It is owned and operated by the Church of Jesus Christ of Latter-day Saints, also known as the Mormon Church. It is the third largest private university in the United States.

the statement is verifiable and cited, it doesn't matter if it's true or not. --ARTEST4ECHO (talk/contribs) 17:52, 5 February 2014 (UTC)
That list does include private and public institutions but it's trivial to focus only on the private ones to see that BYU still doesn't make the cut.
With all due respect, it seems like you're very confused on a number of fundamental issues. First, you're completely incorrect about the distinctions between public/private and for-profit/not-for-profit. All public institutions are de jure not-for-profit institutions. Private institutions can be for-profit or not-for-profit.
Second, it's clear to anyone with some knowledge of U.S. higher education that an institution with only 35,000 students isn't going to be at or near the top of any national enrollment chart unless that chart has some very significant constraints or narrow criteria. BYU is a large institution but it simply can't compare with the largest public universities or the largest private, for-profit universities especially if we're looking at headcount and not FTE. A quick dump from IPEDS as a sanity check shows that BYU comes up sixth in 2012 Fall FTE enrollment behind Liberty (72,904), NYU (44,516), Western Governors (40,320), USC (39,958), and Excelsior (34,563) with BYU reporting 34,409. That's FTE so the story might change if we could look at headcount (which I don't see immediately available but I'm not spending any more time looking) but I'd be very surprised if that changed things much since BYU appears to have mostly full-time students.
That you've found one source that has an obviously incorrect statement doesn't mean that we have to repeat that incorrect statement. In fact, it raises questions about the reliability of that source if it can get such a basic fact so obviously wrong. (In fairness, the statement is probably meant to focus only on not-for-profit institutions and it may also be intended to focus on headcount enrollment at a single, physical campus. But that leads us back to the point above that if we continue to make increasingly narrow parameters we can certainly find some list of universities where BYU comes out on or near the top but such a list may not be useful or meaningful if it's especially narrow or convoluted.)
Will you now please remove the obviously incorrect statement from this article? Thanks! ElKevbo (talk) 18:59, 5 February 2014 (UTC)

Given the abundance of evidence that this claim is incorrect, that another editor has agreed (at WP:RSN) that the cited source doesn't appear to be very reliable, and ARTEST4ECHO's lack of response, I've removed the problematic claim from the article. Please find a more reliable source if you plan to restore this information.

I also removed the claim about BYU being the largest religious university in the U.S. Liberty University enrolls over twice as many students so this claim is also wildly inaccurate. ElKevbo (talk) 17:52, 8 February 2014 (UTC)
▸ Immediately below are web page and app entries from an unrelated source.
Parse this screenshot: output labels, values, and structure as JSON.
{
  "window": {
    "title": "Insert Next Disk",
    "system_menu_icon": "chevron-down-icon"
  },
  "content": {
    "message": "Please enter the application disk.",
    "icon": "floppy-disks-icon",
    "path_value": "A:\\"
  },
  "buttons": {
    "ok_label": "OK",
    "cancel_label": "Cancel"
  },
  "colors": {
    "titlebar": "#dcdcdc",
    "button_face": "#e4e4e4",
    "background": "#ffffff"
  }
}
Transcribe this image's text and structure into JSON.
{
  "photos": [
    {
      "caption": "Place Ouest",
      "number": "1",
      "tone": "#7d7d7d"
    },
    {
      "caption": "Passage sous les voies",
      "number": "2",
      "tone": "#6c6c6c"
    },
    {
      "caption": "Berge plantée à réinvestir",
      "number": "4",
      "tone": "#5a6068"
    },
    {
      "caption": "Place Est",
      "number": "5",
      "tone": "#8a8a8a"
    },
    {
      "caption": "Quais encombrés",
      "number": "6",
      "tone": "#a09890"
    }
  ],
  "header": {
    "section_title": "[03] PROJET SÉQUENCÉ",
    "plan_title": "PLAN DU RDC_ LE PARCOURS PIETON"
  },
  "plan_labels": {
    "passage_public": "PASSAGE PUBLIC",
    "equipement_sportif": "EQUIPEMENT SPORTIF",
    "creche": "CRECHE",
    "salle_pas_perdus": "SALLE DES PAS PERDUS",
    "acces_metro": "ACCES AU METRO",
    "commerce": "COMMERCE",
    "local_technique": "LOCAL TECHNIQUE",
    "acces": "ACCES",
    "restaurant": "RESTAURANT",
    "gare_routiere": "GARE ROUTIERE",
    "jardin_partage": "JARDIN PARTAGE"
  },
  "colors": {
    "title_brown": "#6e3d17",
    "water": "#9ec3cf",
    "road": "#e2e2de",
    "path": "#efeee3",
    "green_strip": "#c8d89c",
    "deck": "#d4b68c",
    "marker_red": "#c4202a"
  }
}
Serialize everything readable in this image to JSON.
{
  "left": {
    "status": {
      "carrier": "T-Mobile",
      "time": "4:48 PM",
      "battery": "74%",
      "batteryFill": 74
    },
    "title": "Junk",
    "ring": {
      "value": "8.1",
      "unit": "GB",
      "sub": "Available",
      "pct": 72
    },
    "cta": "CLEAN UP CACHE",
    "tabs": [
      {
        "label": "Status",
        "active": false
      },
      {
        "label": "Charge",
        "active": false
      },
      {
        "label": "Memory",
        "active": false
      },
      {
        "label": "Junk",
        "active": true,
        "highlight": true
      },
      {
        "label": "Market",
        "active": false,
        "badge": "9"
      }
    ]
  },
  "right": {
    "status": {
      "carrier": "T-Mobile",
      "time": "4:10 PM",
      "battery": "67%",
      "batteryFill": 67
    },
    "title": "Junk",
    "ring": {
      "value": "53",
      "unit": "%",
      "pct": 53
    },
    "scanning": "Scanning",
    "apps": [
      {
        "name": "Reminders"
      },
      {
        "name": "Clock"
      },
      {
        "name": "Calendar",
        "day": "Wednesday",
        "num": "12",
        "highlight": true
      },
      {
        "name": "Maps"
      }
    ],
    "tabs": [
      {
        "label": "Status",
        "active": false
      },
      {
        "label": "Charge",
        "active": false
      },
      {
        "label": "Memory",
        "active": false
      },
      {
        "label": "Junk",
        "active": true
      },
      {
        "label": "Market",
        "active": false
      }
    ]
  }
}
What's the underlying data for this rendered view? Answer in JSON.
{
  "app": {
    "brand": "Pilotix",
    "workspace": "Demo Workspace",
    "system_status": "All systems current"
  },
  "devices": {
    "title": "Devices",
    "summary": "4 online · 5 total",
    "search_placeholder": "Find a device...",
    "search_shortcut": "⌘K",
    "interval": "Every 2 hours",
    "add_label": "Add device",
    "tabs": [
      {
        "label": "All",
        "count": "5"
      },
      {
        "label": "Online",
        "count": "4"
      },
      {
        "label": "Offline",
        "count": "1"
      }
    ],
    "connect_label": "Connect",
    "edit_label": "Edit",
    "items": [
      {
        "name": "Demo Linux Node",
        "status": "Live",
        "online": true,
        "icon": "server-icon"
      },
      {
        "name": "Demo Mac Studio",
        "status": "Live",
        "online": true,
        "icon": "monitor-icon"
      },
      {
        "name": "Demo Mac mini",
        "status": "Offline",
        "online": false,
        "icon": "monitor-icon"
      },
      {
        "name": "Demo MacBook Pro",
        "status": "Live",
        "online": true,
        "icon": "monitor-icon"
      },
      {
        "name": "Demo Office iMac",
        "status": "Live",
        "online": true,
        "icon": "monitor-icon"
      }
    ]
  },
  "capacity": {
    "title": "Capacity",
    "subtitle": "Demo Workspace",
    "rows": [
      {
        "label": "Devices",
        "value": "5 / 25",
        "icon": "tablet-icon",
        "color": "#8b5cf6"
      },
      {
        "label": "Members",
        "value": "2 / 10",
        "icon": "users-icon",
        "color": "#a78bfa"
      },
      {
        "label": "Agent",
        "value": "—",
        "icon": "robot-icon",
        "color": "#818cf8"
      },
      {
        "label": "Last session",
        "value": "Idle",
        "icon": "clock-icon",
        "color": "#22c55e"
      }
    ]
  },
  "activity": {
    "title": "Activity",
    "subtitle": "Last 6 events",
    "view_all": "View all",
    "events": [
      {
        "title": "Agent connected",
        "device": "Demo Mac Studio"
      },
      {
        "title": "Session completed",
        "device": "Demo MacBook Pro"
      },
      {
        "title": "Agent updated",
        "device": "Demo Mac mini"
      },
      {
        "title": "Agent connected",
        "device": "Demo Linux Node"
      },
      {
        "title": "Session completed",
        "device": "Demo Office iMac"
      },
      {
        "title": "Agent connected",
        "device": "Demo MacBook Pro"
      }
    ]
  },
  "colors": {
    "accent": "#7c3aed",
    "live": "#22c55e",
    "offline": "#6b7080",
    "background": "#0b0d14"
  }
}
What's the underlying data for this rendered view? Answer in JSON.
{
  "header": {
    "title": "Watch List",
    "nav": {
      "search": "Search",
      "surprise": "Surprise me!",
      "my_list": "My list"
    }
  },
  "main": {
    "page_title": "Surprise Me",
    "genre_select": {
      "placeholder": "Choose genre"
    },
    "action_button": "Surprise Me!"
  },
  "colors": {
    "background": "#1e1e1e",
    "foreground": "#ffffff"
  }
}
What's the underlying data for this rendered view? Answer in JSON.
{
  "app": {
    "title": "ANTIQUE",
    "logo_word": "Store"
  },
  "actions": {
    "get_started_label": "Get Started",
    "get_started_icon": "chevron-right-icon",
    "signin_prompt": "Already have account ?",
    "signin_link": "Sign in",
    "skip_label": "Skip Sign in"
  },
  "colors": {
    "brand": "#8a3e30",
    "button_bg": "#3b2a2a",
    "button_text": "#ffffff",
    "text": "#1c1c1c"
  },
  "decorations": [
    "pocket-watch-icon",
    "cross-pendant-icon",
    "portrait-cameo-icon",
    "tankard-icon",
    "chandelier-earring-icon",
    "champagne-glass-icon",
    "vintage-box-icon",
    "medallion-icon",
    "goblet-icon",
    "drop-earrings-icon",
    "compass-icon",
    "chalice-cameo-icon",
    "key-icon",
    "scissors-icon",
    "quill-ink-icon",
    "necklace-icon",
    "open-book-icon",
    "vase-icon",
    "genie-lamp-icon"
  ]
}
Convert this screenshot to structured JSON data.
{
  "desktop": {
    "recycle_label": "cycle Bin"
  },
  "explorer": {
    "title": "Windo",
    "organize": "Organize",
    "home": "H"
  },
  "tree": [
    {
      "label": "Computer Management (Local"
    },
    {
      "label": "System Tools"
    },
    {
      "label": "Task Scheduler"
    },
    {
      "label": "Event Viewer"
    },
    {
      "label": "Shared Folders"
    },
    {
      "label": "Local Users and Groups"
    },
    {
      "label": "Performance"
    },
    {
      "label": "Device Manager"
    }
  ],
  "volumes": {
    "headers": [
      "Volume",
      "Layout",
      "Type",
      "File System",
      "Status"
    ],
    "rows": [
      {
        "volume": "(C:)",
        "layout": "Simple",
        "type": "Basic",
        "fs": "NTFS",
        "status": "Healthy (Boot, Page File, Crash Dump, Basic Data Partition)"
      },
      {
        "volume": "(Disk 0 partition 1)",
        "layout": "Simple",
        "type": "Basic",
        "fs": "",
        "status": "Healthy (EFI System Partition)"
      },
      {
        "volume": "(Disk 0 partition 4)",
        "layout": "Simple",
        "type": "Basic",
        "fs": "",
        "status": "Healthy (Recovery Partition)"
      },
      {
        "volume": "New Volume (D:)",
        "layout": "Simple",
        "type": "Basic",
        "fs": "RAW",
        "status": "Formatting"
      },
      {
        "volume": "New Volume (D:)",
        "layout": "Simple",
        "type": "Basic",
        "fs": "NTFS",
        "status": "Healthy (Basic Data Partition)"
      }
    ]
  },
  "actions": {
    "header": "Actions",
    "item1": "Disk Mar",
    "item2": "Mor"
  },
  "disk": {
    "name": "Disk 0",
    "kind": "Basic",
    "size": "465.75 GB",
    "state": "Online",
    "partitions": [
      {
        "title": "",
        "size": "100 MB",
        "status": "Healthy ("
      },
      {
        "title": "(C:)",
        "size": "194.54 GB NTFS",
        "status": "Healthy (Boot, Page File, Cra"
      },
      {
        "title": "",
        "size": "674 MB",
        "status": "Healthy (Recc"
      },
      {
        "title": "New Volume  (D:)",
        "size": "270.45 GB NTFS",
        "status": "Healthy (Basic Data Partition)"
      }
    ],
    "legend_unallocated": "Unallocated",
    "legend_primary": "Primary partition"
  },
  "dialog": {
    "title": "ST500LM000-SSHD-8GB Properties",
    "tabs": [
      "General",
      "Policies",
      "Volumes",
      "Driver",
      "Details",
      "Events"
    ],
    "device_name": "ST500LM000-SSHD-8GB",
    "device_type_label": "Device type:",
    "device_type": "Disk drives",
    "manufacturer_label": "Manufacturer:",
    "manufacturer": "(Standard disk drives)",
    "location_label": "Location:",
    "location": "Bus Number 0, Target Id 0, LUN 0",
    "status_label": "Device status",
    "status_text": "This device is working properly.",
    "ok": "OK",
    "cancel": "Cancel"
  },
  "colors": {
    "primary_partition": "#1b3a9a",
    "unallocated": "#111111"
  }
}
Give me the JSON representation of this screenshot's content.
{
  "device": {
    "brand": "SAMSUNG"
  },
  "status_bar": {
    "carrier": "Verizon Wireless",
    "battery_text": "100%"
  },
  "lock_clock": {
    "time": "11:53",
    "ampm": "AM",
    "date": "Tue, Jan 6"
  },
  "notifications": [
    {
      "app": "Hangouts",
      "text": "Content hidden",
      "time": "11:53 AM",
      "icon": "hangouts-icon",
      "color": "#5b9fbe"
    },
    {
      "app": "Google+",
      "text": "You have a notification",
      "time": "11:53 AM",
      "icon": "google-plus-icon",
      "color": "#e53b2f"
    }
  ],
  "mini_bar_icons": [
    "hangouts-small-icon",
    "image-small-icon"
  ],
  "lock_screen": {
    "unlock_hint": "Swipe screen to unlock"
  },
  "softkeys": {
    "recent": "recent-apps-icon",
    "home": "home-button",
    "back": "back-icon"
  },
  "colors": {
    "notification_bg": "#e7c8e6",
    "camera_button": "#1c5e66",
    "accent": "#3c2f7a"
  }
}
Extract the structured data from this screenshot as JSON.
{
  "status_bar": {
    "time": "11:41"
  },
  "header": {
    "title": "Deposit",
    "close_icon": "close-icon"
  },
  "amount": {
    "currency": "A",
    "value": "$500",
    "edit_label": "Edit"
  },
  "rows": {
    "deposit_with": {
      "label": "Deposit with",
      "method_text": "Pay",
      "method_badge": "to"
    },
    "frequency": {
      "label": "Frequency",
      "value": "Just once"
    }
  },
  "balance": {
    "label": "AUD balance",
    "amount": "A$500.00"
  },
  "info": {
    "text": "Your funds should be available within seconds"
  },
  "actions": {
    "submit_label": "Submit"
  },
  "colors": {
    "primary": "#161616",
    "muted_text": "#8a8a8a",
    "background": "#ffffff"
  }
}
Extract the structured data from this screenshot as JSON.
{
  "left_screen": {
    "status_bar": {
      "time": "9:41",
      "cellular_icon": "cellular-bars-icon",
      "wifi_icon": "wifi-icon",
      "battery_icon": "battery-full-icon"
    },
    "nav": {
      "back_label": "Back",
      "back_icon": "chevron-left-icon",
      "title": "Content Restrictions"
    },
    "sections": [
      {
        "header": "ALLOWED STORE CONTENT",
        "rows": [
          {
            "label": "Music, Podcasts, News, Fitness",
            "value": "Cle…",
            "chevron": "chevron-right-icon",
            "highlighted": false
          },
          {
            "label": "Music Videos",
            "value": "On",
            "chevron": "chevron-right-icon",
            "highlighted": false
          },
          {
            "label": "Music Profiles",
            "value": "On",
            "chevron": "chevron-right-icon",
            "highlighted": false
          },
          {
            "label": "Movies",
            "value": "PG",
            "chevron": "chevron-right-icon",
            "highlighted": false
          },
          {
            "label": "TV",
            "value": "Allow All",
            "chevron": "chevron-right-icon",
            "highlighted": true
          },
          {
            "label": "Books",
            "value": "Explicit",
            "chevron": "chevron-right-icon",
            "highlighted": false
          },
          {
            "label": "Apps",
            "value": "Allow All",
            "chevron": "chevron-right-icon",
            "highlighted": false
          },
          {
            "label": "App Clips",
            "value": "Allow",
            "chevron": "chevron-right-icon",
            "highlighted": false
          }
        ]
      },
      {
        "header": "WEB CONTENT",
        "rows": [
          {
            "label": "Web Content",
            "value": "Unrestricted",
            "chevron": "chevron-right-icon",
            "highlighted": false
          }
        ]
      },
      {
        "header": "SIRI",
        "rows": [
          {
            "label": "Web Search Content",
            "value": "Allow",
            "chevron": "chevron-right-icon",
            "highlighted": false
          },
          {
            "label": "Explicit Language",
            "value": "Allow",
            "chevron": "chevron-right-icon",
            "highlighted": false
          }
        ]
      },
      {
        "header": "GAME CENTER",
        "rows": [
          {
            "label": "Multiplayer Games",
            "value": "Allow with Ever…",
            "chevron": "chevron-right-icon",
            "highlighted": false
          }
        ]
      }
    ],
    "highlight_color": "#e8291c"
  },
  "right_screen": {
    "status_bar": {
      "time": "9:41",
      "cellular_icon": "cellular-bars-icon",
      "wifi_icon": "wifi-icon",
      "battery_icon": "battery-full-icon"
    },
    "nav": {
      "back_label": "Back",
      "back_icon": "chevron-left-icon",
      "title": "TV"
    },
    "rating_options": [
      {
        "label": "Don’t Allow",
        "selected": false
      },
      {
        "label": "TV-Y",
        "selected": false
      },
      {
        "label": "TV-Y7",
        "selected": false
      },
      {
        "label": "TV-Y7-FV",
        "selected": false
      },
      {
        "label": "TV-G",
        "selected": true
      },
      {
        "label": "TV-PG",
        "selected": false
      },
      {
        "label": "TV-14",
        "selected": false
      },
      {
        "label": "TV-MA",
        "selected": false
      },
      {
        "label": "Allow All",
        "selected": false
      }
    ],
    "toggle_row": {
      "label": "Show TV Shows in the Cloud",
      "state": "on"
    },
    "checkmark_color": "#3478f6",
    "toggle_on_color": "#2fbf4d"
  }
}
marriage average isn't updated and probably wrong[edit]

1)It doesn't make much sense that the women's national marriage average is 27 and the men average is 25, That should be double checked.

2) aside of that it is unclear if the national maiden age is talking about the US or just Utah. It is also not mentioned when this servery was done. The average probably changes all the time, so you should put the date this research was done.

3) There are plenty of different respectable sources that give different ages and I'm not sure Wikipedia has the right facts.

please take care of this issue. thank you anyway. — Preceding unsigned comment added by (talk) 07:49, 23 April 2014 (UTC)

Merge proposal: Inscape (journal) to Brigham Young University[edit]

Inscape (journal) has been tagged for notability for over six years and is likely to be deleted. However, it could be potentially useful as a merge and redirect. Boleyn (talk) 13:27, 24 August 2014 (UTC)